Andy said...

Hi Tim,
Many thanks for your comment. I am a great fan of your book and it has always puzzled me on why you assert that all pre-1957 photographs are captured by the EU Copyright Term Directive. So thank you for explaining it in more detail here.

Regrettably I still don't agree with you. In Schedule 7 (Transitional Arrangements) of the 1956 Act, paragraph 16 says that pre-1957 films which are not of original dramatic works (I think we can agree that describes the Royal film) are to be treated in the same way as photographs which don't form part of a film. That then takes us to the immensely dense paragraph 2 (Duration of Copyright) of Schedule 7, which in essence says that the status quo ante applies to photographs made prior to 1 June 1957. Paragraph 2 explicitly says that section 3(4) of the 1956 Act, which outlines the lifetime plus fifty years as the term for artistic works in general, shall not apply to photographs made before commencement (ie 1 June 1957). On that basis I don't see how the Directive can be said to have any effect since the UK copyright would have expired more than ten years before the 31 July 1995 date which you quote.

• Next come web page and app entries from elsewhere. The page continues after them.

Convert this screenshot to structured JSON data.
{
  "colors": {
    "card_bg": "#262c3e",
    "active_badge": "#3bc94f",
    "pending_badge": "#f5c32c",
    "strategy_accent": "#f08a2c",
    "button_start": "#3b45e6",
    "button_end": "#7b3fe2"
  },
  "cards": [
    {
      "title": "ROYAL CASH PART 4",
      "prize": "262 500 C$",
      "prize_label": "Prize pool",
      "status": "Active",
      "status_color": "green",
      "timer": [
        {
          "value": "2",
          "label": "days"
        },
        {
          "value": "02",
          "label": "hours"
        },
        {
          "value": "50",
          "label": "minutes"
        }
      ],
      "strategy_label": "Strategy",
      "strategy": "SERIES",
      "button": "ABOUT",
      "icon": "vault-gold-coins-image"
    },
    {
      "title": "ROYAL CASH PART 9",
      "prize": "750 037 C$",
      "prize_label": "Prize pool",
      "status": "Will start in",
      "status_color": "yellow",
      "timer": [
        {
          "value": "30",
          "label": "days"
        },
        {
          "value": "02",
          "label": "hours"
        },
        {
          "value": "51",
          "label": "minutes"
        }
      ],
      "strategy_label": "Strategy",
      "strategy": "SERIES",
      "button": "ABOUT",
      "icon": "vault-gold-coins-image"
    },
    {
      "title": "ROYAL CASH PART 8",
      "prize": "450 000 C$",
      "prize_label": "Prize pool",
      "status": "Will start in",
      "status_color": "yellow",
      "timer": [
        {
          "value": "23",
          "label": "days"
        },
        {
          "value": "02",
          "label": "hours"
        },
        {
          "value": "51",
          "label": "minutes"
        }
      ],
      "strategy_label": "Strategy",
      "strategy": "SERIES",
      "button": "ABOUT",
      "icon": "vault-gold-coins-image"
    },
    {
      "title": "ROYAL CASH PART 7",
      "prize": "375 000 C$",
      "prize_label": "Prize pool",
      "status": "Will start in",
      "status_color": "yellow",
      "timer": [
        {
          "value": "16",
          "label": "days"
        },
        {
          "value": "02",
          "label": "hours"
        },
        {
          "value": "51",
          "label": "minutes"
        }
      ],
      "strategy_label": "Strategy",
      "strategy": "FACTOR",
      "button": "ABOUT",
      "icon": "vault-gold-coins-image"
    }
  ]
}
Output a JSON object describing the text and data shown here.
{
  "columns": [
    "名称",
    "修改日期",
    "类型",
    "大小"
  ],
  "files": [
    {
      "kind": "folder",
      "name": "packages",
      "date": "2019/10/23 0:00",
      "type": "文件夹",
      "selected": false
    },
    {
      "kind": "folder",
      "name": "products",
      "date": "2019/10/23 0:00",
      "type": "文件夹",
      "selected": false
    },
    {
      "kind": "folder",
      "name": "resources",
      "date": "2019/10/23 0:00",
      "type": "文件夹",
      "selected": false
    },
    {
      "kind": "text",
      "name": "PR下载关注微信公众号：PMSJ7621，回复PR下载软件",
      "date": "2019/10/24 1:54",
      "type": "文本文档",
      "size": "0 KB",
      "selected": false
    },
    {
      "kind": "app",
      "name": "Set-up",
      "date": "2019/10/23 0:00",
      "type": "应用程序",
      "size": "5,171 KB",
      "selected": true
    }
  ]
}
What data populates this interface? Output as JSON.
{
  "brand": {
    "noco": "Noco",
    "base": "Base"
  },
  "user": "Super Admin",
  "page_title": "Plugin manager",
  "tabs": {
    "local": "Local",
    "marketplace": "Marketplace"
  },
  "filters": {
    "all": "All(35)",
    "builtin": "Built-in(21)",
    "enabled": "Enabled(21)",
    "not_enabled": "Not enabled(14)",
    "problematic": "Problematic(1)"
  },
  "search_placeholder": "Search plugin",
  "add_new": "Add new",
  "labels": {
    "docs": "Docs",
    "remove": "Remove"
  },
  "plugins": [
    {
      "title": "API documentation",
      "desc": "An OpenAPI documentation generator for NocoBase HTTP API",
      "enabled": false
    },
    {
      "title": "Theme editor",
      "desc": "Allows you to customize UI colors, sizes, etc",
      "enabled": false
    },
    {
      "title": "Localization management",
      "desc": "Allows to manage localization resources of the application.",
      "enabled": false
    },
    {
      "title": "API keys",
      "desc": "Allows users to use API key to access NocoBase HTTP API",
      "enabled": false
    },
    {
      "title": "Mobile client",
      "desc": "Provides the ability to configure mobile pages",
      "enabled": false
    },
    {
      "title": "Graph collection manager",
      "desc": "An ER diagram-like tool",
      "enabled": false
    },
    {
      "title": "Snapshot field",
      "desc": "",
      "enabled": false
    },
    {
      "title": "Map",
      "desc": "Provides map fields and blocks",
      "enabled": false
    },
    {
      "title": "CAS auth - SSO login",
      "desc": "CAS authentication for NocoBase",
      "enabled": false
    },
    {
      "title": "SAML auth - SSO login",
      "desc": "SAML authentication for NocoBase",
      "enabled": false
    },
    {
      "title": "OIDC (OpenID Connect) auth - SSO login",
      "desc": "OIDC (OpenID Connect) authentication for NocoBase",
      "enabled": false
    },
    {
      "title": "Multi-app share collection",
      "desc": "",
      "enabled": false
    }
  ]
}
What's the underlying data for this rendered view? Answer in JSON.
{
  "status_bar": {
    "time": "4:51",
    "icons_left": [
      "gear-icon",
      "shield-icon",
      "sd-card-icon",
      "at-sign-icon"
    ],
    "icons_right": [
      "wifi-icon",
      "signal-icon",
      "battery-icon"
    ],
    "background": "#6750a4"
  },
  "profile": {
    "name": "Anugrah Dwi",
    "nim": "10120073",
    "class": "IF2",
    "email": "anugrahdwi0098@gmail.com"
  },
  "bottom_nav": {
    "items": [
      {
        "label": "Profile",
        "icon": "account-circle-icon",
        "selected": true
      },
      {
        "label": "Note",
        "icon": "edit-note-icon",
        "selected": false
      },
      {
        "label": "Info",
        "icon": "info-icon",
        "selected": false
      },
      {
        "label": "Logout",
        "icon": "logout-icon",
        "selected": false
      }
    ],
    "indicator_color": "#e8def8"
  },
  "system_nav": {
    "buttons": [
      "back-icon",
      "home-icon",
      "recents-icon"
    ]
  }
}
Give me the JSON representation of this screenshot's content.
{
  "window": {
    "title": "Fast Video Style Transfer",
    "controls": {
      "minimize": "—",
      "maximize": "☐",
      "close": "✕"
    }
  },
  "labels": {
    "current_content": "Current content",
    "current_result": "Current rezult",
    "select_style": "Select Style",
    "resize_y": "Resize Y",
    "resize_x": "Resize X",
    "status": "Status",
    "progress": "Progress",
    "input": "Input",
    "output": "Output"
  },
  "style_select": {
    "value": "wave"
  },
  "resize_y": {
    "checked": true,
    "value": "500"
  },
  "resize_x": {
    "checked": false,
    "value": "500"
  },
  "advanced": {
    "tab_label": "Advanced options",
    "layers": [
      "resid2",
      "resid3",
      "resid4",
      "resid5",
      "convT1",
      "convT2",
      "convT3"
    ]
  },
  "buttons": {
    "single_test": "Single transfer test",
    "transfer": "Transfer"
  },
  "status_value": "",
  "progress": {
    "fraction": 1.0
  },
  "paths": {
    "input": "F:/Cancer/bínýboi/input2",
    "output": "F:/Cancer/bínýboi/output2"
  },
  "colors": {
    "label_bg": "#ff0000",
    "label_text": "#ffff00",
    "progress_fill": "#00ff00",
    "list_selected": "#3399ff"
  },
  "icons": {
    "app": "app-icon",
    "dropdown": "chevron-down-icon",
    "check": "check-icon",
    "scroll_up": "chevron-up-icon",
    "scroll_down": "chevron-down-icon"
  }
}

My reading of the 'any other state in the EEA' stipulation is that the work in question would have had to have been published in another state to qualify, not that hypothetically it might of had the greater term if it had been published in the second EEA member state. Clearly the Royal film was not published at all, so on that basis whatever terms might have applied elsewhere (perhaps Spain with its old 80 years post mortem term might provides an even starker example), they don't affect this particular work. I am no expert on German copyright law prior to 1995, but even today the Urhebergesetz Article 72 (3) limits the term of protection for photographs, in a similar manner to s 21 of the 1911 Act, viz: "(3) The right according to paragraph (1) shall expire 50 years after the photograph was released or, if its communication to the public occurred prior to that date, 50 years thereafter, although the right shall already expire 50 years after production if the photograph was not released or legally communicated to the public within this period. The period shall be calculated according to Article 69."

If my interpretation of Article 10 of the EU Copyright Term Directive (the 'any other state in the EEA' provision) is wrong then how is this to be squared with Article 7 (8) of the Berne convention which says "In any case, the term shall be governed by the legislation of the country where the protection is claimed; however, unless the legislation of that country otherwise provides, the term shall not exceed the term fixed in the country of origin".

Please come back to me if I have missed the point.

Tim, Copyright for Archivists said...

I have had a look at online versions of the 4th edition of Laddie, Prescott and Vitoria and the 16th edition of Copinger. I am glad to say, from my point of view, that they agree with me, but I hope that I have understood your argument properly. Your principal problem, I think, is whether copyright was 'running' in another member state, but a work is protected automatically in a member state of the Berne Convention if its country of origin qualifies it, so copyright is undoubtedly running in all those states without any need for publication. Germany, Spain, Austria and the UK are and were all parties to the Berne Convention, so a photograph taken in England in the early 1930s qualified in all of those countries.

As I said, the photograph was not necessarily protected in another member state because it might not have qualified because it was not original or for some other reason, but if it did so qualify copyright was certainly running, it seems to me, because of the automatic nature of article 5 of the Berne Convention. The extended term is therefore likely to apply in most cases.

Tim